submitted on 15.10.2020 and posted on 16.10.2020 by Mei Wang, Asher Leff, Yue Li, Taylor Woehl
Colloidal synthesis of alloyed multimetallic nanocrystals with precise composition control remains a challenge and a critical missing link in theory-driven rational design of functional nanomaterials. Liquid phase transmission electron microscopy (LP-TEM) enables directly visualizing nanocrystal formation mechanisms that can inform discovery of design rules for colloidal multimetallic nanocrystal synthesis, but it remains unclear whether the salient chemistry of the flask synthesis is preserved in the extreme electron beam radiation environment during LPTEM. Here we demonstrate controlled in situ LP-TEM synthesis of alloyed AuCu nanoparticles while maintaining the molecular structure of electron beam sensitive metal thiolate precursor complexes. Ex situ flask synthesis experiments showed that nearly equimolar AuCu alloys formed from heteronuclear metal thiolate complexes, while gold-rich alloys formed in their absence. Systematic dose rate-controlled in situ LP-TEM synthesis experiments established a range of electron beam synthesis conditions that formed alloyed AuCu nanoparticles with similar alloy composition, random alloy structure, and particle size distribution shape as those from ex situ flask synthesis, indicating metal thiolate complexes were preserved under these conditions. Reaction kinetic simulations of radical-ligand reactions revealed that polymer capping ligands acted as effective hydroxyl radical scavengers during LP-TEM synthesis and prevented metal thiolate oxidation at low dose rates. In situ synthesis experiments and ex situ atomic scale imaging revealed that a key role of metal thiolate complexes was to prevent copper atom oxidation and facilitate formation of prenucleation cluster intermediates. This work demonstrates that complex ion precursor chemistry can be maintained during LP-TEM imaging, enabling probing nanocrystal formation mechanisms with LP-TEM under reaction conditions representative of ex situ flask synthesis.

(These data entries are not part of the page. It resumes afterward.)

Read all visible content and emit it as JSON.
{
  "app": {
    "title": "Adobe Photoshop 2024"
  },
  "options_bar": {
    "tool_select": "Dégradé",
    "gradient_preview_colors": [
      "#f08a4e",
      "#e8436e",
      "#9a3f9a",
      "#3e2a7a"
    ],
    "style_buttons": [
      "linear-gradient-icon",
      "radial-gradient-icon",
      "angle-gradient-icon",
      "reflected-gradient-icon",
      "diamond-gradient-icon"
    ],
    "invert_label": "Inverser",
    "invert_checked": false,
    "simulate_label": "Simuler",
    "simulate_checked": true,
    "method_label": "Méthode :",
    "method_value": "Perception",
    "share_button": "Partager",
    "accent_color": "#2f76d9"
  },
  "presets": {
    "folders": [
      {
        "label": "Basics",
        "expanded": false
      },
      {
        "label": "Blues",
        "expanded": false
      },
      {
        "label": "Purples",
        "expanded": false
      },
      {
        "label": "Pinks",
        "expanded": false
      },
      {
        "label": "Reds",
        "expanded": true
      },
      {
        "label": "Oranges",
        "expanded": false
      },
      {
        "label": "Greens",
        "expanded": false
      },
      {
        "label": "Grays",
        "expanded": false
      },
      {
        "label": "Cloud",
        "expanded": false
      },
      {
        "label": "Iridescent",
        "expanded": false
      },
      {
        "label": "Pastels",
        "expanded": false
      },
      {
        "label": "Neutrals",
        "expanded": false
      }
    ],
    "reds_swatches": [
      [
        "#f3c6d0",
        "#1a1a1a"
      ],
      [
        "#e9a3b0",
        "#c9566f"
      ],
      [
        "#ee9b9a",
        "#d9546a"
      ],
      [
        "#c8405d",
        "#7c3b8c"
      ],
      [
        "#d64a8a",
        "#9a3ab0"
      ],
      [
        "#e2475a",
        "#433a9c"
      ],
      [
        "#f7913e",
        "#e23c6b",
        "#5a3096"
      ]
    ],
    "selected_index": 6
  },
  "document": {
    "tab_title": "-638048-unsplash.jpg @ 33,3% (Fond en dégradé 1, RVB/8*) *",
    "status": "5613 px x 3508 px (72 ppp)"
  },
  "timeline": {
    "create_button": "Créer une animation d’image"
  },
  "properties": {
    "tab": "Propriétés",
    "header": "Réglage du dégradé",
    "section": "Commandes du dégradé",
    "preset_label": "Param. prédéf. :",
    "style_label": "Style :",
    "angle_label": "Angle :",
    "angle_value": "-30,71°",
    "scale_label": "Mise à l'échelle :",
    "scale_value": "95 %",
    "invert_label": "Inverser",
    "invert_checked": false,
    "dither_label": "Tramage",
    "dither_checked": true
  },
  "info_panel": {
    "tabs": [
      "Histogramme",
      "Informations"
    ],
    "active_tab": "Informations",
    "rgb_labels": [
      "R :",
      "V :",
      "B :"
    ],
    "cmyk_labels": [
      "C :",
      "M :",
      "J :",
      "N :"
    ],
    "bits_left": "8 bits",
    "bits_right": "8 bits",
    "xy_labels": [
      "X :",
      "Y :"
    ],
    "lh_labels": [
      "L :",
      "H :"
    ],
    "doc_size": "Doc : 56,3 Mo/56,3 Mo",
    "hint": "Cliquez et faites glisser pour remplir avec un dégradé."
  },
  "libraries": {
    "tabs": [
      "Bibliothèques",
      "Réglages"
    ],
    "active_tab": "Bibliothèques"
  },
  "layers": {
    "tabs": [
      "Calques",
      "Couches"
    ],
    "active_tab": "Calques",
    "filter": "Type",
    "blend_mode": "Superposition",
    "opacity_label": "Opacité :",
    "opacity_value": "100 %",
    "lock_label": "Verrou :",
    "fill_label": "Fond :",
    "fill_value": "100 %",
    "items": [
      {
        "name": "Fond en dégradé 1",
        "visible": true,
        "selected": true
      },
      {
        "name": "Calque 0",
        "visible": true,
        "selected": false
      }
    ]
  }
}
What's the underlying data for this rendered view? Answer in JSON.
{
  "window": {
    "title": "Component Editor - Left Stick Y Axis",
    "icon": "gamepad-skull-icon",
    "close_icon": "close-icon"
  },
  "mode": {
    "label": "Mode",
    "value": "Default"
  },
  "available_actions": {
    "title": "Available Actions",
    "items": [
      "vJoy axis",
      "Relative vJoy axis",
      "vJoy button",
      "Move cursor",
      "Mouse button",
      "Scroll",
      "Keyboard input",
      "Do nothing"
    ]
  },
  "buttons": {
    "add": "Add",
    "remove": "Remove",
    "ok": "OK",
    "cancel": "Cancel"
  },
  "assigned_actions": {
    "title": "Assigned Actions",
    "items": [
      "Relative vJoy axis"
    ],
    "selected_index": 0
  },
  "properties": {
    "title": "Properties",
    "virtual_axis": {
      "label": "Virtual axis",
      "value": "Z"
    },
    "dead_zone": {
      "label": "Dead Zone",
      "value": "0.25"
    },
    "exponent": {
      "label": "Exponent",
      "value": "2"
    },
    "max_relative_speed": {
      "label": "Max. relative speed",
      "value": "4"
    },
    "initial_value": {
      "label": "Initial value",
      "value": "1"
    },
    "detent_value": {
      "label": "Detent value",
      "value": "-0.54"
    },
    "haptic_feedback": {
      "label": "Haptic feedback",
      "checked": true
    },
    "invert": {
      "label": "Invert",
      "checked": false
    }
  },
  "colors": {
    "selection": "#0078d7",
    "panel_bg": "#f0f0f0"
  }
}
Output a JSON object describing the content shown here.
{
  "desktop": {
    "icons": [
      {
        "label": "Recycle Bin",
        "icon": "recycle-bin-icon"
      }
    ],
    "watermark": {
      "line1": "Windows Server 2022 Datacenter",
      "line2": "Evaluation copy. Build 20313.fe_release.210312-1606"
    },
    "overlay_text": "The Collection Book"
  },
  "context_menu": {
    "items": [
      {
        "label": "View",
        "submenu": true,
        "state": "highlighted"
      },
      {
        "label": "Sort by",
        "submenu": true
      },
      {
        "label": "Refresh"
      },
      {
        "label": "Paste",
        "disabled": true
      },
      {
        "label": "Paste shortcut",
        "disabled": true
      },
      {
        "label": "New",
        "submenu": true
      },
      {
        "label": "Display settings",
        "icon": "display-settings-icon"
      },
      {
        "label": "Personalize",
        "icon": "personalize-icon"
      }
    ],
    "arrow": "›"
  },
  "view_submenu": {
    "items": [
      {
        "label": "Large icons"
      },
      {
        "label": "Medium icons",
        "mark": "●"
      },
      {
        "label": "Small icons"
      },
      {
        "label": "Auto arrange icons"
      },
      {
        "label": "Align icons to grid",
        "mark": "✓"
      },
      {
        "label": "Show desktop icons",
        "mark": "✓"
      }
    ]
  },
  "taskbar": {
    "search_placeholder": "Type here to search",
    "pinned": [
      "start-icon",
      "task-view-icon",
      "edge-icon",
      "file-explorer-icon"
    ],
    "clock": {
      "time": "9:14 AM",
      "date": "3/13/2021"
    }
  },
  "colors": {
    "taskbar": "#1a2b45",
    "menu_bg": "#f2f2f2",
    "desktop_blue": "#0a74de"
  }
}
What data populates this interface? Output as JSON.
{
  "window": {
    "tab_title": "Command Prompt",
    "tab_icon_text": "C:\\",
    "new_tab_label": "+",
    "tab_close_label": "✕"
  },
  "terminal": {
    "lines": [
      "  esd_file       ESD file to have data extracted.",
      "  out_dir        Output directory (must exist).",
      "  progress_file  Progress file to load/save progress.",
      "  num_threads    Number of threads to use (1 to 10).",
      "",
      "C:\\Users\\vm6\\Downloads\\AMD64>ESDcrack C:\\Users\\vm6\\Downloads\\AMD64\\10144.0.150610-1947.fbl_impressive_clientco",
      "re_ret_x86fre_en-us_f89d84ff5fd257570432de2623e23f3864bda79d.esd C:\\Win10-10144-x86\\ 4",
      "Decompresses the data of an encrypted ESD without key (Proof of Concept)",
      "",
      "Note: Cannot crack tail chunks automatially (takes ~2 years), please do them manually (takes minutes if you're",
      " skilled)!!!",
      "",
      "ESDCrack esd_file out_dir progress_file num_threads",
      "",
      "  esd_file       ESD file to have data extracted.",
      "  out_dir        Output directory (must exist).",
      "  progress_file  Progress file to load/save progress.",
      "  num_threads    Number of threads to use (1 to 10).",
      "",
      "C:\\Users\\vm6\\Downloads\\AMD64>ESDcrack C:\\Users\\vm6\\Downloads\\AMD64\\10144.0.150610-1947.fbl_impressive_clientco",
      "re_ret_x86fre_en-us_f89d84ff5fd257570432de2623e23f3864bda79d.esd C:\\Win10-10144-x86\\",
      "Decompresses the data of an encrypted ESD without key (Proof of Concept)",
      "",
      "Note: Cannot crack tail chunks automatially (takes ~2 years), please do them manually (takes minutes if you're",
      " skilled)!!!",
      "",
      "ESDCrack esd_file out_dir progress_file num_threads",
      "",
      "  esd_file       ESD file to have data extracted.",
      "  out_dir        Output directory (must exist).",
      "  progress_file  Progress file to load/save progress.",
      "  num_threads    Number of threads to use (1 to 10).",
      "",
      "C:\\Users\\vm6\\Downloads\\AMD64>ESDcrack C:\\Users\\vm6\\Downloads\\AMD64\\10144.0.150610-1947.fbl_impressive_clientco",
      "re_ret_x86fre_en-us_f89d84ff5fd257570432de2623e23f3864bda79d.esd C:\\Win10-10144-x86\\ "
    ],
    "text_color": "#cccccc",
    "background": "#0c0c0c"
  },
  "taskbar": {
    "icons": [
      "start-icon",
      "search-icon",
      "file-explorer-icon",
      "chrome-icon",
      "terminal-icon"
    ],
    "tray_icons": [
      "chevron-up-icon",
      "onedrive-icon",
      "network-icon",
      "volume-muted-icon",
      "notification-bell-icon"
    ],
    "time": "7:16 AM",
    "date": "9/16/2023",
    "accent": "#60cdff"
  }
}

Email Address of Submitting Author


University of Maryland


United States

ORCID For Submitting Author


Declaration of Conflict of Interest

No conflict of interest.